First, blogging strikes me as a positive first step in building for the digital humanities. If done regularly and well, it requires a rudimentary knowledge of backend administration (or at least the willingness to putz around to figure it out), and it teaches a person how code tags work.
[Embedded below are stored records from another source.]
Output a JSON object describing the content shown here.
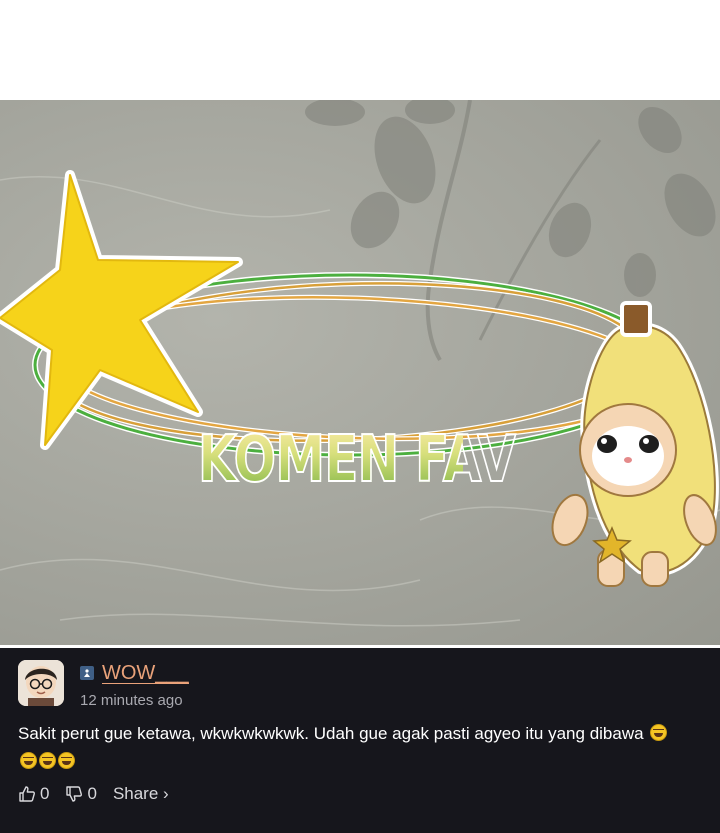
{
  "banner": {
    "title": "KOMEN  FAV"
  },
  "comment": {
    "username": "WOW___",
    "timestamp": "12 minutes ago",
    "text": "Sakit perut gue ketawa, wkwkwkwkwk. Udah gue agak pasti agyeo itu yang dibawa",
    "emoji_names": [
      "rolling-on-floor-laughing-icon",
      "rolling-on-floor-laughing-icon",
      "rolling-on-floor-laughing-icon",
      "rolling-on-floor-laughing-icon"
    ],
    "upvotes": "0",
    "downvotes": "0",
    "share_label": "Share ›"
  },
  "colors": {
    "banner_bg": "#a3a49c",
    "comment_bg": "#16161c",
    "username": "#e9a27a",
    "star": "#f6d31a"
  }
}
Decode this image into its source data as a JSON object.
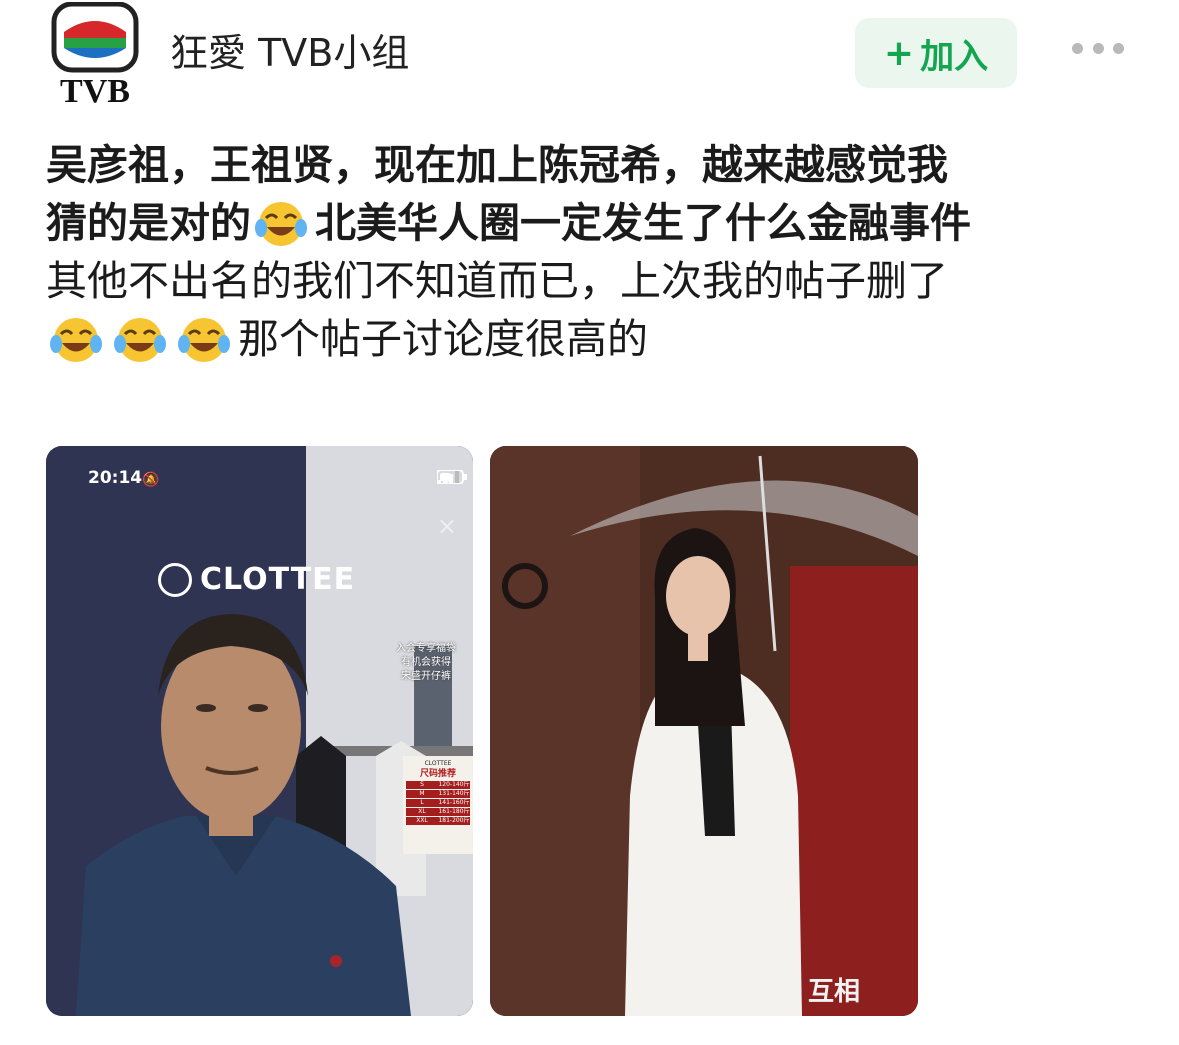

Second, in the last four years, I have become increasingly fascinated with the statistical correlations between AP exam scores and other data. A major study in Texas suggested that even a “failing” grade of a 2 on one AP exam correlates with a significant increase in college graduation rates. I have used this study to highlight over and over again, to both students and parents (and even to other teachers and administrators), the work ethic that AP tends to foster in students. After hearing the results of this study for the first time (and because of National Board’s emphasis on student data collection and analysis), I began collecting data on all my AP students. After three years, I began to notice statistically significant correlations between midterm multiple choice score and AP exam scores, and this allowed me to zero in on students in the “danger zone,” helping them with their shore up their knowledge of a certain historical period or practice a specific skill necessary to pass the AP exam. I would like to continue this work (somehow) in my PhD program, and Ramsey’s post further confirms my notion that this should not be an outlier behavior amongst history educators.
Data mining: check.
Now, I just need to learn how to code…